*Exercise:*
Count the lines in the entries below that mention the string "Объекты", then write that number by itself.

*Record set:*
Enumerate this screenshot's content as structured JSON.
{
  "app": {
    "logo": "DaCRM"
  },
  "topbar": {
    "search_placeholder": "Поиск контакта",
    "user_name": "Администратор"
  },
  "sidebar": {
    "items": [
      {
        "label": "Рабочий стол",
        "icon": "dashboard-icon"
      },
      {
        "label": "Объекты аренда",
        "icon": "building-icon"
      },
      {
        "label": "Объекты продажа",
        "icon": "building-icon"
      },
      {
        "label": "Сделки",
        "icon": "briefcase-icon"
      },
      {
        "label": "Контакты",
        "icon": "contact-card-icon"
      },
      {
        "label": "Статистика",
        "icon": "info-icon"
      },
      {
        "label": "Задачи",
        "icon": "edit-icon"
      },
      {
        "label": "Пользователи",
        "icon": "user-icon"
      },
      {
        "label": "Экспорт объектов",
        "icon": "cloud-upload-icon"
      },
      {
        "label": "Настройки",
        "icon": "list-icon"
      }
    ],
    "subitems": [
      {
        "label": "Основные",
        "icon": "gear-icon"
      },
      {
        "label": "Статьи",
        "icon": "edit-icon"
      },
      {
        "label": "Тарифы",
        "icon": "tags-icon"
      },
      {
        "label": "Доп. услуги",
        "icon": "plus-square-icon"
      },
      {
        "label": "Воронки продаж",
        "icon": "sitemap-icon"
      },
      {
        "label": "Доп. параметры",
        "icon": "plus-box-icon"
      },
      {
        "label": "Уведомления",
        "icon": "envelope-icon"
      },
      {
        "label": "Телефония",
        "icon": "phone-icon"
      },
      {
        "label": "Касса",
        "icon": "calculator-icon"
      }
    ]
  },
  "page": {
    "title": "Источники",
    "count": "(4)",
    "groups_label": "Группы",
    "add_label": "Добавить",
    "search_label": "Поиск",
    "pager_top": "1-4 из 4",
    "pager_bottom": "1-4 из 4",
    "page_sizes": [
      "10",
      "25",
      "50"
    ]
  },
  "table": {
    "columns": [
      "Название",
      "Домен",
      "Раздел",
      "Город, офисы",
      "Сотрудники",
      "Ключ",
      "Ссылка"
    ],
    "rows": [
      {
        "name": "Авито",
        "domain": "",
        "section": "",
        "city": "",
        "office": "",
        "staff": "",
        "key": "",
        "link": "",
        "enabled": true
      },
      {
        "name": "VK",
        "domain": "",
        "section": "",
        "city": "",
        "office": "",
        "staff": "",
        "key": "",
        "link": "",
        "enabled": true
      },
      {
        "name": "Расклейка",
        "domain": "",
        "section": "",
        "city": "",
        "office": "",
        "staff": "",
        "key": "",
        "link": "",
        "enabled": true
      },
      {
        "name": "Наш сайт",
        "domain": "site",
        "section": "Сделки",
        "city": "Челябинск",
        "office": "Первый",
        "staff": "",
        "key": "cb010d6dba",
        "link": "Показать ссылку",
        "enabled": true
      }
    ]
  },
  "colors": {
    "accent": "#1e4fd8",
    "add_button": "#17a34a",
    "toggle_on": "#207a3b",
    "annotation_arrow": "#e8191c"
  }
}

*Answer:*
2